Lawyers for Dolce and Gabbana, whose celebrity clients include Beyonce and Madonna, immediately said they will be appealing, and under Italian law the sentence will be suspended in the meantime.
Domenico Dolce and Stefano Gabbana were found guilty of having transferred control of their brands to a shell company in Luxembourg in 2004 and 2005 to avoid paying Italian taxes.
Prosecutors had argued that setting up the Luxembourg company Gado - an acronym of the surnames of the two designers -- while the company was operating out of Italy was a bid to defraud the state. They had called in May for the pair to be sentenced to two years and six months in prison.
In her closing speech, prosecutor Laura Pedio said there was "rock-solid proof" that the duo had committed "sophisticated tax fraud". She said Gado was "a sort of cloud with the consistency of gas," while fellow prosecutor Gaetano Ruta said it was "an artificial construction the aim of which was to get a tax advantage".
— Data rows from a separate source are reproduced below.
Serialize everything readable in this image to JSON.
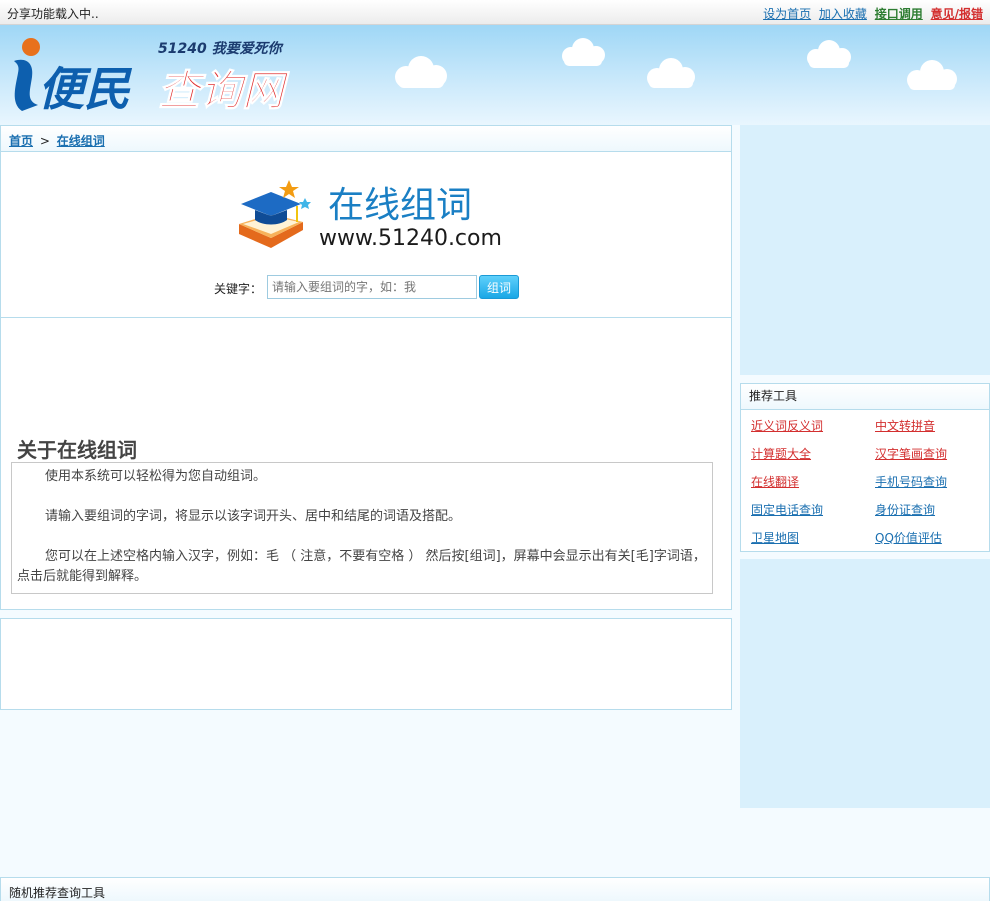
{
  "topbar": {
    "share_status": "分享功能载入中..",
    "links": [
      {
        "label": "设为首页",
        "color": "#1a6fb0"
      },
      {
        "label": "加入收藏",
        "color": "#1a6fb0"
      },
      {
        "label": "接口调用",
        "color": "#2e7d32"
      },
      {
        "label": "意见/报错",
        "color": "#d32f2f"
      }
    ]
  },
  "header": {
    "logo_text_main_1": "便民",
    "logo_text_main_2": "查询网",
    "logo_slogan": "51240 我要爱死你"
  },
  "breadcrumb": {
    "home": "首页",
    "separator": ">",
    "current": "在线组词"
  },
  "search": {
    "banner_title": "在线组词",
    "banner_url": "www.51240.com",
    "label": "关键字：",
    "placeholder": "请输入要组词的字，如：我",
    "button": "组词"
  },
  "about": {
    "title": "关于在线组词",
    "paragraphs": [
      "使用本系统可以轻松得为您自动组词。",
      "请输入要组词的字词，将显示以该字词开头、居中和结尾的词语及搭配。",
      "您可以在上述空格内输入汉字，例如：毛 （ 注意，不要有空格 ） 然后按[组词]，屏幕中会显示出有关[毛]字词语，点击后就能得到解释。"
    ]
  },
  "tools": {
    "title": "推荐工具",
    "items": [
      {
        "label": "近义词反义词",
        "color": "#d32f2f"
      },
      {
        "label": "中文转拼音",
        "color": "#d32f2f"
      },
      {
        "label": "计算题大全",
        "color": "#d32f2f"
      },
      {
        "label": "汉字笔画查询",
        "color": "#d32f2f"
      },
      {
        "label": "在线翻译",
        "color": "#d32f2f"
      },
      {
        "label": "手机号码查询",
        "color": "#1a6fb0"
      },
      {
        "label": "固定电话查询",
        "color": "#1a6fb0"
      },
      {
        "label": "身份证查询",
        "color": "#1a6fb0"
      },
      {
        "label": "卫星地图",
        "color": "#1a6fb0"
      },
      {
        "label": "QQ价值评估",
        "color": "#1a6fb0"
      }
    ]
  },
  "bottom": {
    "title": "随机推荐查询工具"
  }
}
Although Dolce and Gabbana had originally been accused of tax evasion of around one billion euros, the court ruled that just €200 million of that sum was relevant.
Four other people, including Dolce's brother Alfonso, were given suspended sentences.
Investigators completed a probe into the designers, as well as five other people, in 2010 and the case was dismissed in April 2011 but reopened in November last year and went to trial.
"All that I care about is making clothes, that's all. Let them do and say whatever they want," Gabbana tweeted about the trial in April. "To be accused of something that's not true is not a pretty thing, but the heart of the matter is, who cares, we'll all end up in the ground in the end," he said.
Founded in 1985, Dolce & Gabbana employs more than 3,000 people and has 250 shops in 40 countries around the world.